Birth: 1968, Sindhuli
Death: 18 August 2021, Kathmandu
The practice of karate fosters a strong mind, promotes physical fitness and improves self-confidence. Krishna Bahadur Rai embraced the art form from early in his life, and remained enamored with it throughout. This dedication also earned him numerous accolades at home and abroad.
Born in Khurkot, a village in Sindhuli, Rai enrolled into Nepal Police at an early age. Having demonstrated great adeptness in karate, he was chosen to represent Nepal at the 8th South Asian Games held in Kathmandu in 1999, the year karate and taekwondo were introduced to the games. There, Rai became one of the first gold medalists for team kata.

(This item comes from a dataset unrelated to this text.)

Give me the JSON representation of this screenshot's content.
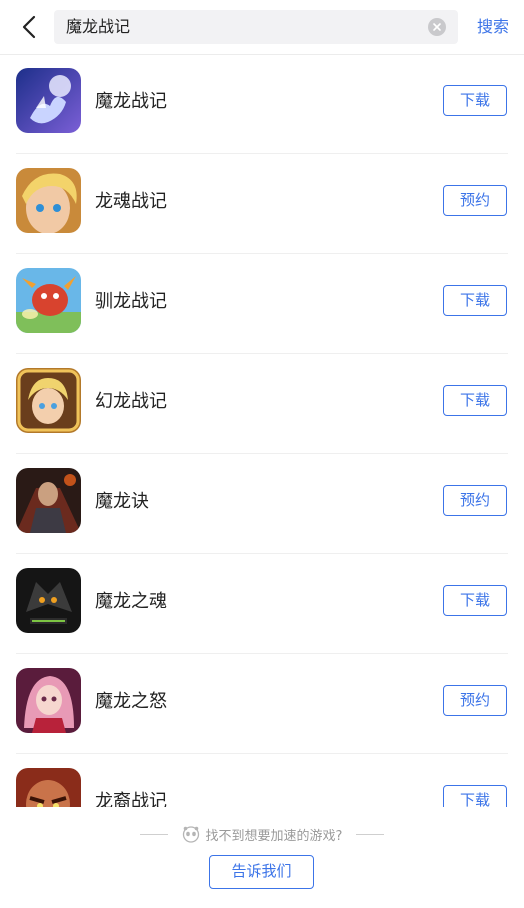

Rai continued his winning streak, impressing Nepali audiences by securing another gold medal at the 4th National Games. This time around it was for solo kata.
These achievements were no mean feats and King Birendra conferred on Rai the distinguished Gorkha Dakshin Bahu.
Like other sports, there’s an unmistakable element of sociability in karate, especially when it is taught in youth clubs and schools. Rai had a fervent desire to impart the skills he had mastered to Nepali youngsters.
In 2008, Rai completed a diploma from the Japan Karatedo Nanbukai Association, which declared him to be the chief coach of Nanbukai karate in Nepal. In 2014, he founded Japan Karatedo Nanbukai Sitoriyo Association, Nepal. With his team of skilled athletes, he had been encouraging everyone from young kids to adults to learn the intricate techniques of Nanbukai karate.
On 18 August, Rai succumbed to Covid-19 at the age of 53. He is survived by his wife and son.